▶ _Aim of the exercise_
Which lines below include the string "title"? Please show each one.

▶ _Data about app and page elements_

..............................

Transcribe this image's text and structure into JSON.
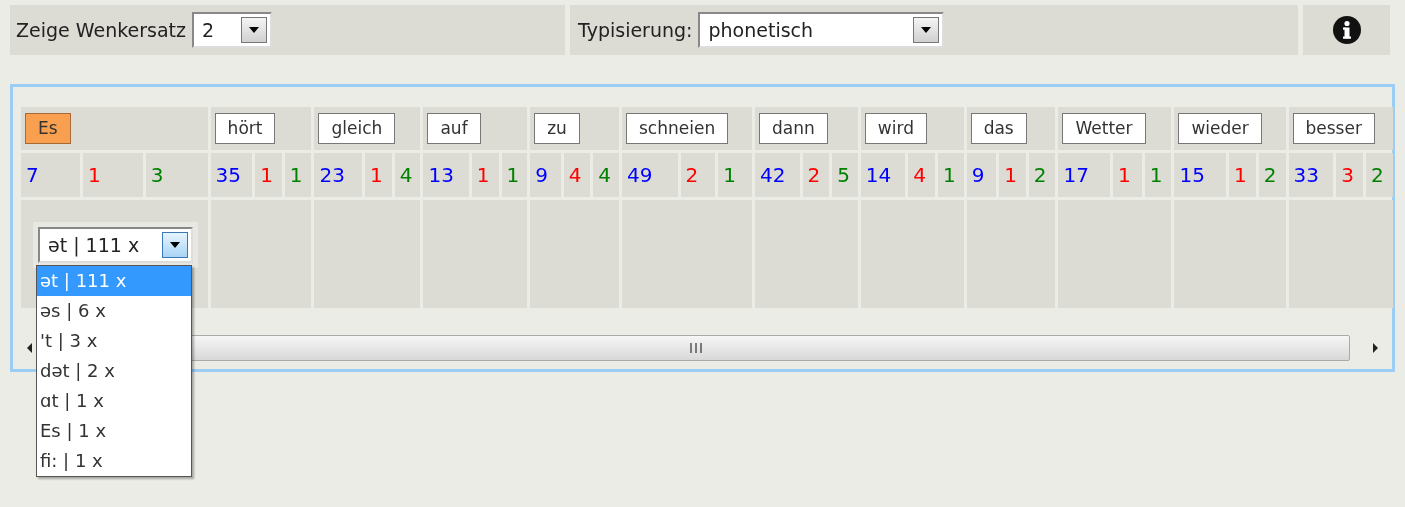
{
  "toolbar": {
    "sentence_label": "Zeige Wenkersatz",
    "sentence_select": {
      "value": "2"
    },
    "typing_label": "Typisierung:",
    "typing_select": {
      "value": "phonetisch"
    }
  },
  "words": [
    {
      "text": "Es",
      "selected": true,
      "counts": [
        {
          "value": "7",
          "color": "#0000ff"
        },
        {
          "value": "1",
          "color": "#ff0000"
        },
        {
          "value": "3",
          "color": "#008000"
        }
      ]
    },
    {
      "text": "hört",
      "selected": false,
      "counts": [
        {
          "value": "35",
          "color": "#0000ff"
        },
        {
          "value": "1",
          "color": "#ff0000"
        },
        {
          "value": "1",
          "color": "#008000"
        }
      ]
    },
    {
      "text": "gleich",
      "selected": false,
      "counts": [
        {
          "value": "23",
          "color": "#0000ff"
        },
        {
          "value": "1",
          "color": "#ff0000"
        },
        {
          "value": "4",
          "color": "#008000"
        }
      ]
    },
    {
      "text": "auf",
      "selected": false,
      "counts": [
        {
          "value": "13",
          "color": "#0000ff"
        },
        {
          "value": "1",
          "color": "#ff0000"
        },
        {
          "value": "1",
          "color": "#008000"
        }
      ]
    },
    {
      "text": "zu",
      "selected": false,
      "counts": [
        {
          "value": "9",
          "color": "#0000ff"
        },
        {
          "value": "4",
          "color": "#ff0000"
        },
        {
          "value": "4",
          "color": "#008000"
        }
      ]
    },
    {
      "text": "schneien",
      "selected": false,
      "counts": [
        {
          "value": "49",
          "color": "#0000ff"
        },
        {
          "value": "2",
          "color": "#ff0000"
        },
        {
          "value": "1",
          "color": "#008000"
        }
      ]
    },
    {
      "text": "dann",
      "selected": false,
      "counts": [
        {
          "value": "42",
          "color": "#0000ff"
        },
        {
          "value": "2",
          "color": "#ff0000"
        },
        {
          "value": "5",
          "color": "#008000"
        }
      ]
    },
    {
      "text": "wird",
      "selected": false,
      "counts": [
        {
          "value": "14",
          "color": "#0000ff"
        },
        {
          "value": "4",
          "color": "#ff0000"
        },
        {
          "value": "1",
          "color": "#008000"
        }
      ]
    },
    {
      "text": "das",
      "selected": false,
      "counts": [
        {
          "value": "9",
          "color": "#0000ff"
        },
        {
          "value": "1",
          "color": "#ff0000"
        },
        {
          "value": "2",
          "color": "#008000"
        }
      ]
    },
    {
      "text": "Wetter",
      "selected": false,
      "counts": [
        {
          "value": "17",
          "color": "#0000ff"
        },
        {
          "value": "1",
          "color": "#ff0000"
        },
        {
          "value": "1",
          "color": "#008000"
        }
      ]
    },
    {
      "text": "wieder",
      "selected": false,
      "counts": [
        {
          "value": "15",
          "color": "#0000ff"
        },
        {
          "value": "1",
          "color": "#ff0000"
        },
        {
          "value": "2",
          "color": "#008000"
        }
      ]
    },
    {
      "text": "besser",
      "selected": false,
      "counts": [
        {
          "value": "33",
          "color": "#0000ff"
        },
        {
          "value": "3",
          "color": "#ff0000"
        },
        {
          "value": "2",
          "color": "#008000"
        }
      ]
    }
  ],
  "variant_select": {
    "value": "ət | 111 x",
    "expanded": true,
    "options": [
      {
        "label": "ət | 111 x",
        "selected": true
      },
      {
        "label": "əs | 6 x",
        "selected": false
      },
      {
        "label": "'t | 3 x",
        "selected": false
      },
      {
        "label": "dət | 2 x",
        "selected": false
      },
      {
        "label": "ɑt | 1 x",
        "selected": false
      },
      {
        "label": "Es | 1 x",
        "selected": false
      },
      {
        "label": "fi: | 1 x",
        "selected": false
      }
    ]
  }
}
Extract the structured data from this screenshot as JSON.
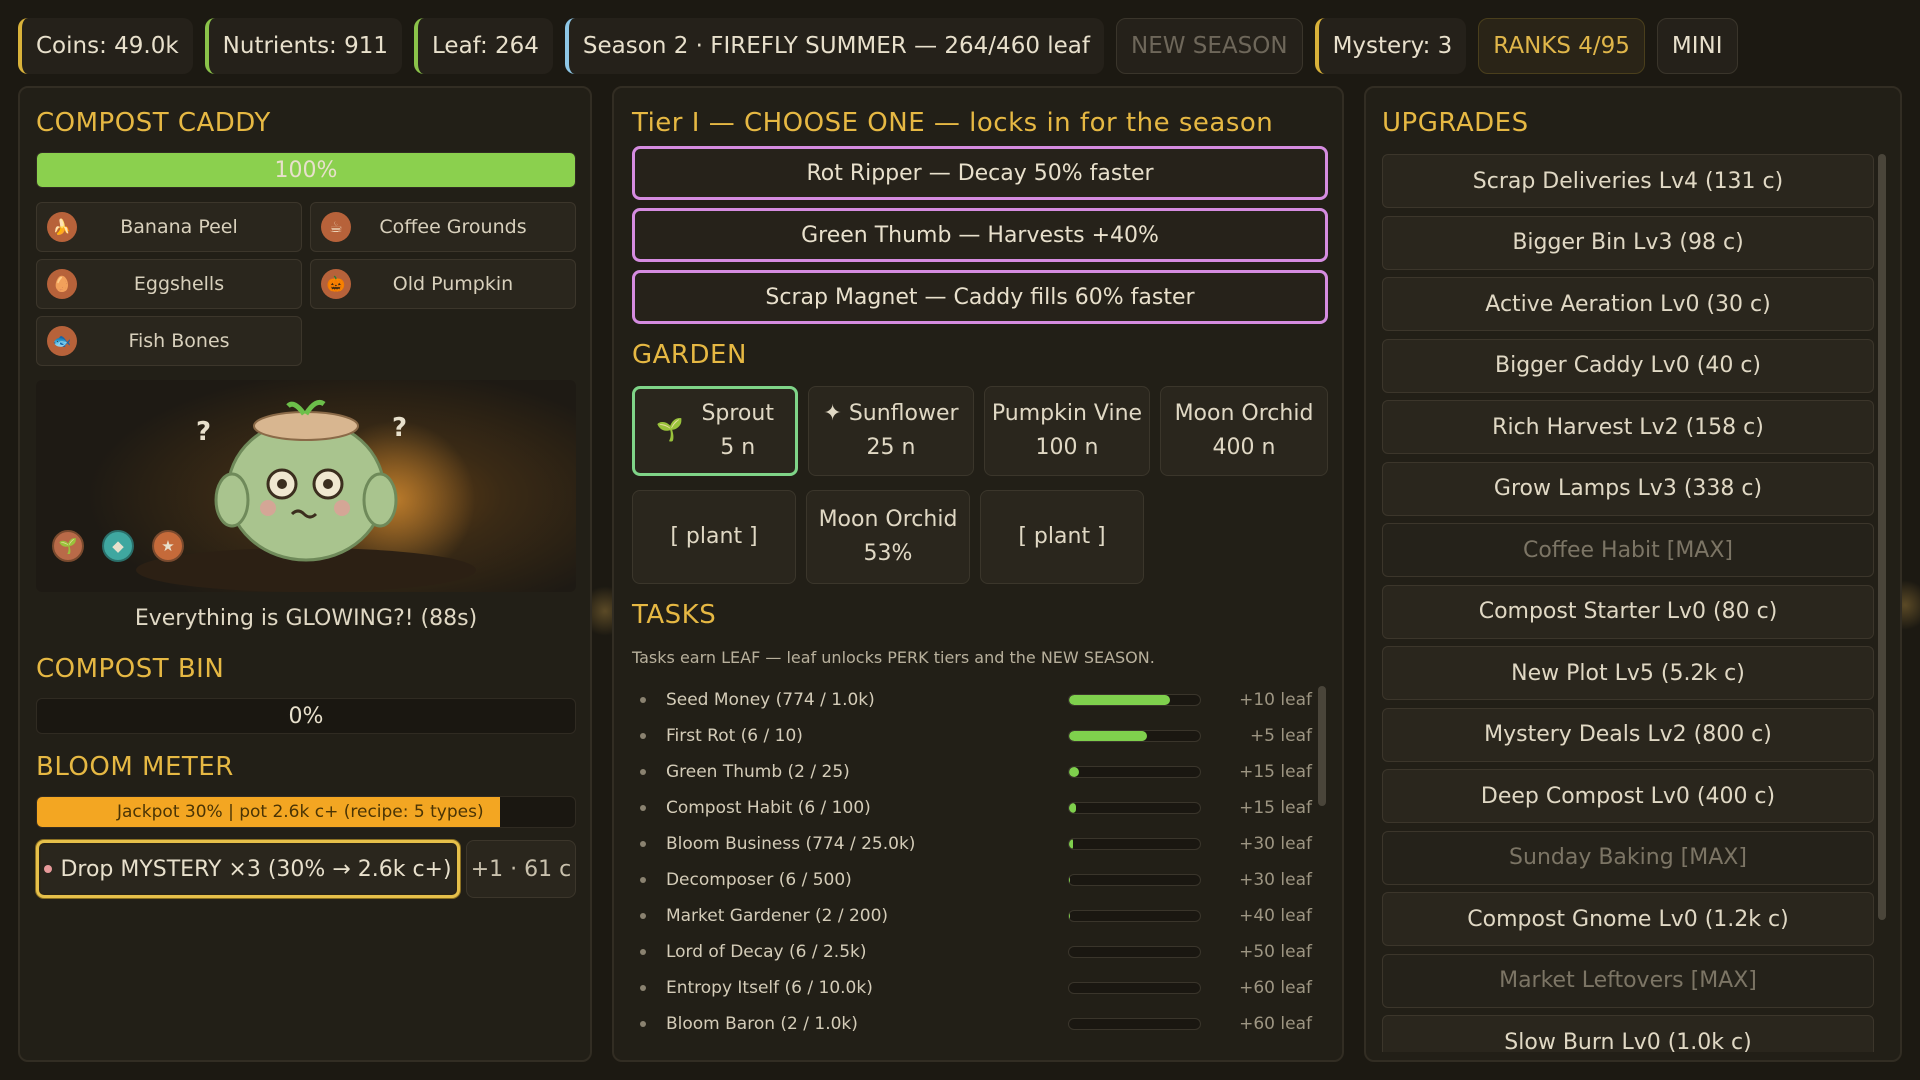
{
  "topbar": {
    "coins": "Coins: 49.0k",
    "nutrients": "Nutrients: 911",
    "leaf": "Leaf: 264",
    "season": "Season 2 · FIREFLY SUMMER — 264/460 leaf",
    "new_season": "NEW SEASON",
    "mystery": "Mystery: 3",
    "ranks": "RANKS  4/95",
    "mini": "MINI"
  },
  "caddy": {
    "title": "COMPOST CADDY",
    "progress_label": "100%",
    "progress": 1.0,
    "scraps": [
      {
        "label": "Banana Peel",
        "icon": "banana-icon",
        "glyph": "🍌"
      },
      {
        "label": "Coffee Grounds",
        "icon": "coffee-icon",
        "glyph": "☕"
      },
      {
        "label": "Eggshells",
        "icon": "egg-icon",
        "glyph": "🥚"
      },
      {
        "label": "Old Pumpkin",
        "icon": "pumpkin-icon",
        "glyph": "🎃"
      },
      {
        "label": "Fish Bones",
        "icon": "fish-icon",
        "glyph": "🐟"
      }
    ]
  },
  "scene": {
    "status": "Everything is GLOWING?! (88s)",
    "badges": [
      "seedling-badge-icon",
      "gem-badge-icon",
      "star-badge-icon"
    ]
  },
  "bin": {
    "title": "COMPOST BIN",
    "progress_label": "0%",
    "progress": 0.0
  },
  "bloom": {
    "title": "BLOOM METER",
    "meter_label": "Jackpot 30%  |  pot 2.6k c+  (recipe: 5 types)",
    "meter": 0.86,
    "drop_button": "Drop MYSTERY ×3  (30% → 2.6k c+)",
    "side_button": "+1 · 61 c"
  },
  "perks": {
    "title": "Tier I — CHOOSE ONE — locks in for the season",
    "options": [
      "Rot Ripper — Decay 50% faster",
      "Green Thumb — Harvests +40%",
      "Scrap Magnet — Caddy fills 60% faster"
    ]
  },
  "garden": {
    "title": "GARDEN",
    "seeds": [
      {
        "name": "Sprout",
        "cost": "5 n",
        "selected": true
      },
      {
        "name": "✦ Sunflower",
        "cost": "25 n"
      },
      {
        "name": "Pumpkin Vine",
        "cost": "100 n"
      },
      {
        "name": "Moon Orchid",
        "cost": "400 n"
      }
    ],
    "plots": [
      {
        "line1": "[ plant ]",
        "line2": ""
      },
      {
        "line1": "Moon Orchid",
        "line2": "53%"
      },
      {
        "line1": "[ plant ]",
        "line2": ""
      }
    ]
  },
  "tasks": {
    "title": "TASKS",
    "note": "Tasks earn LEAF — leaf unlocks PERK tiers and the NEW SEASON.",
    "items": [
      {
        "name": "Seed Money  (774 / 1.0k)",
        "progress": 0.774,
        "reward": "+10 leaf"
      },
      {
        "name": "First Rot  (6 / 10)",
        "progress": 0.6,
        "reward": "+5 leaf"
      },
      {
        "name": "Green Thumb  (2 / 25)",
        "progress": 0.08,
        "reward": "+15 leaf"
      },
      {
        "name": "Compost Habit  (6 / 100)",
        "progress": 0.06,
        "reward": "+15 leaf"
      },
      {
        "name": "Bloom Business  (774 / 25.0k)",
        "progress": 0.031,
        "reward": "+30 leaf"
      },
      {
        "name": "Decomposer  (6 / 500)",
        "progress": 0.012,
        "reward": "+30 leaf"
      },
      {
        "name": "Market Gardener  (2 / 200)",
        "progress": 0.01,
        "reward": "+40 leaf"
      },
      {
        "name": "Lord of Decay  (6 / 2.5k)",
        "progress": 0.0024,
        "reward": "+50 leaf"
      },
      {
        "name": "Entropy Itself  (6 / 10.0k)",
        "progress": 0.0006,
        "reward": "+60 leaf"
      },
      {
        "name": "Bloom Baron  (2 / 1.0k)",
        "progress": 0.002,
        "reward": "+60 leaf"
      }
    ]
  },
  "upgrades": {
    "title": "UPGRADES",
    "items": [
      {
        "label": "Scrap Deliveries  Lv4  (131 c)",
        "max": false
      },
      {
        "label": "Bigger Bin  Lv3  (98 c)",
        "max": false
      },
      {
        "label": "Active Aeration  Lv0  (30 c)",
        "max": false
      },
      {
        "label": "Bigger Caddy  Lv0  (40 c)",
        "max": false
      },
      {
        "label": "Rich Harvest  Lv2  (158 c)",
        "max": false
      },
      {
        "label": "Grow Lamps  Lv3  (338 c)",
        "max": false
      },
      {
        "label": "Coffee Habit [MAX]",
        "max": true
      },
      {
        "label": "Compost Starter  Lv0  (80 c)",
        "max": false
      },
      {
        "label": "New Plot  Lv5  (5.2k c)",
        "max": false
      },
      {
        "label": "Mystery Deals  Lv2  (800 c)",
        "max": false
      },
      {
        "label": "Deep Compost  Lv0  (400 c)",
        "max": false
      },
      {
        "label": "Sunday Baking [MAX]",
        "max": true
      },
      {
        "label": "Compost Gnome  Lv0  (1.2k c)",
        "max": false
      },
      {
        "label": "Market Leftovers [MAX]",
        "max": true
      },
      {
        "label": "Slow Burn  Lv0  (1.0k c)",
        "max": false
      }
    ]
  },
  "colors": {
    "accent": "#e6b843",
    "caddy_fill": "#8bd04e",
    "bloom_fill": "#f3a622",
    "perk_border": "#d58ce0",
    "selected_plot": "#7fd488"
  }
}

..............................

▶ _Answer below_
    "title": "COMPOST CADDY",
    "title": "COMPOST BIN",
    "title": "BLOOM METER",
    "title": "Tier I — CHOOSE ONE — locks in for the season",
    "title": "GARDEN",
    "title": "TASKS",
    "title": "UPGRADES",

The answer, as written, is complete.